Take the Eisenhower story. McCain spoke of Eisenhower's two letters written on D-Day, one an apology for failure, one triumphant after a success. Nice story. The fact that it did not connect to anything McCain said was typical of what he was doing. Oh, it may have had something to do with taking responsibility, a noble, manly virtue, but in what way did it apply to McCain, who had not, in this campaign, taken responsibility for any past mistakes, let alone the naming of the disaster waiting to happen -- Sarah Palin as his vice presidential candidate? The entire purpose of the story was "Hey, my friends, heh-heh, in case you haven't noticed, I'm another Eisenhower."

Stories about Eisenhower and stories about Reagan have one aim in mind -- to cover the speaker with borrowed glory -- the cheapest kind of name-dropping, Hollywood-style, virtue by association. Of course there was the repellent quoting of the wisdom of Henry Kissinger by both men, squabbling over who most agrees with Henry, the living gift of disaster that never stops giving. And then there was the revealing bit about the bracelet given to McCain by the mother of a solider killed in Iraq, a woman who begged him to wear it and justify her son's death by fighting on until victory. Before the warm glow of McCain's story was about to once again turn him into a walking war monument, Obama flashed his own bracelet from a war stricken mother with the opposite message, stop the war, bringing the battle of the bracelets to a draw. And like a vaudeville comedian with an old but always successful act, we waited for the eternal punch line in McCain's story, the POW years.

In all McCain's blathering about corruption in Washington I had hoped that Obama would mention the Keating Five -- the S&L scandal which nearly ended McCain's career, and will forever cast a shadow over all his protestations of fiscal virtue. But Obama the gent held back -- probably wisely. Leave ancient history to McCain, and focus on the dire present. Alas, I have to accept the fact that my candidate lacks my natural mean streak. Oh, how I wish I could lend it to him for the next debate.

Although I share an age with McCain, when I look at him I think not of myself, or my generation, but of my dear departed father and his generation, the WW1 and Depression era Americans. Dad was a great guy, but he never found a truth that he could not improve by turning it into a self-serving story. He was a successful salesman -- employing the old 20th century salesman's techniques of asking questions about the customer's family, the 'how are those great kids of yours?' the schmoozing of the customer -- in this case the voter - that I see in McCain. And I take personal offense at all that not so subtle appeal to the Jewish vote by vowing to protect Israel from Iran -- as if that was even an issue -- another low point in the debate for both candidates. Speaking with Iran may be the best way to help secure Israel, the diplomacy that McCain cannot allow. It is deeply offensive to any Jewish voter who cares about the fate of Israel, to have a candidate try to exploit such fears in this way.

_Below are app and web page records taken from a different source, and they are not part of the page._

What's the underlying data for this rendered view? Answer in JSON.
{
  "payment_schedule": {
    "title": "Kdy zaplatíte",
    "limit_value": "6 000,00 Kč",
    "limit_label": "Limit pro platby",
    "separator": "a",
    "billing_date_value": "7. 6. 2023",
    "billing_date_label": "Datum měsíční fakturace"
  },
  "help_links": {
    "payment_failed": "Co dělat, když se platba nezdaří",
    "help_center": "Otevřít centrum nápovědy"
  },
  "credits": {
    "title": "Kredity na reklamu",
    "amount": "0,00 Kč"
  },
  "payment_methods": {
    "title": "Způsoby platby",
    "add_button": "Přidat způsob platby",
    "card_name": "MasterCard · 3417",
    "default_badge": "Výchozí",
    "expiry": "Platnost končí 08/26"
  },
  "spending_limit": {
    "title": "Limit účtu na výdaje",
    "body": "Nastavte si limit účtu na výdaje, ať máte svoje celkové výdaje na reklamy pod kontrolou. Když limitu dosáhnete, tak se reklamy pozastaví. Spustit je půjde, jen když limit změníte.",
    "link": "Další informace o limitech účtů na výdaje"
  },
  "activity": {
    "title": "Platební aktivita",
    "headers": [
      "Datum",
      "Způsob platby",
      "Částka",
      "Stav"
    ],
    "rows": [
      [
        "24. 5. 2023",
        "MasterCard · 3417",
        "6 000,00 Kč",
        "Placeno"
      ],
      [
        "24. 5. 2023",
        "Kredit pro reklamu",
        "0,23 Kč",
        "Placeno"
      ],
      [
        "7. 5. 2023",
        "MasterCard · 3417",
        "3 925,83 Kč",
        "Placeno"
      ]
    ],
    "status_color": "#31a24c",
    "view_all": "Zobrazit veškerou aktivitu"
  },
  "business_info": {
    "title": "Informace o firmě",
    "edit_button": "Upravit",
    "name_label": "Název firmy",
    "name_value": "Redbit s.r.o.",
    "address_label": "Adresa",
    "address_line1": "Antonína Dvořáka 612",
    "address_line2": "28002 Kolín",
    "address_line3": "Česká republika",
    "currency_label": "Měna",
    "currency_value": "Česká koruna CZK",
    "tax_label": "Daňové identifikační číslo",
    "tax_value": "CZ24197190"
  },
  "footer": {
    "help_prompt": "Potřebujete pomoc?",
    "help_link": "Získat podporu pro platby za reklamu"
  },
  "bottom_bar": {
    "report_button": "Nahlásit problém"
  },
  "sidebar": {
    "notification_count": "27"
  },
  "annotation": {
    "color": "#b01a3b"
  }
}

Despite all those "my friends" of McCain's and all that blather about protecting the little guy (please, everyone, mercifully kill "Main Street" as the euphemism for just folks); it comes off as so much hyper-salesmanship. And all those "I was there to meet with President Whatsis and General You Know see for myself" -- more self-congratulation; McCain praising himself for touring the hotspots of the world on taxpayers money. It came off not as earned wisdom but as an old man's bragging as we braced ourselves for the slide show of travel pictures and celebrity photo-ops. What I most saw in McCain at that debate was raw ambition, covering a boiling rage with folksy tales and flashes of righteous anger -- anger which any sane man would think McCain should direct against himself. If he learned anything from Eisenhower's story of the two D-Day letters, he, McCain, should have opened the one which took blame for the catastrophic financial situation we find ourselves in today, a catastrophe aided and abetted by McCain, the financial world's deregulator, and one who continues to deregulate reality.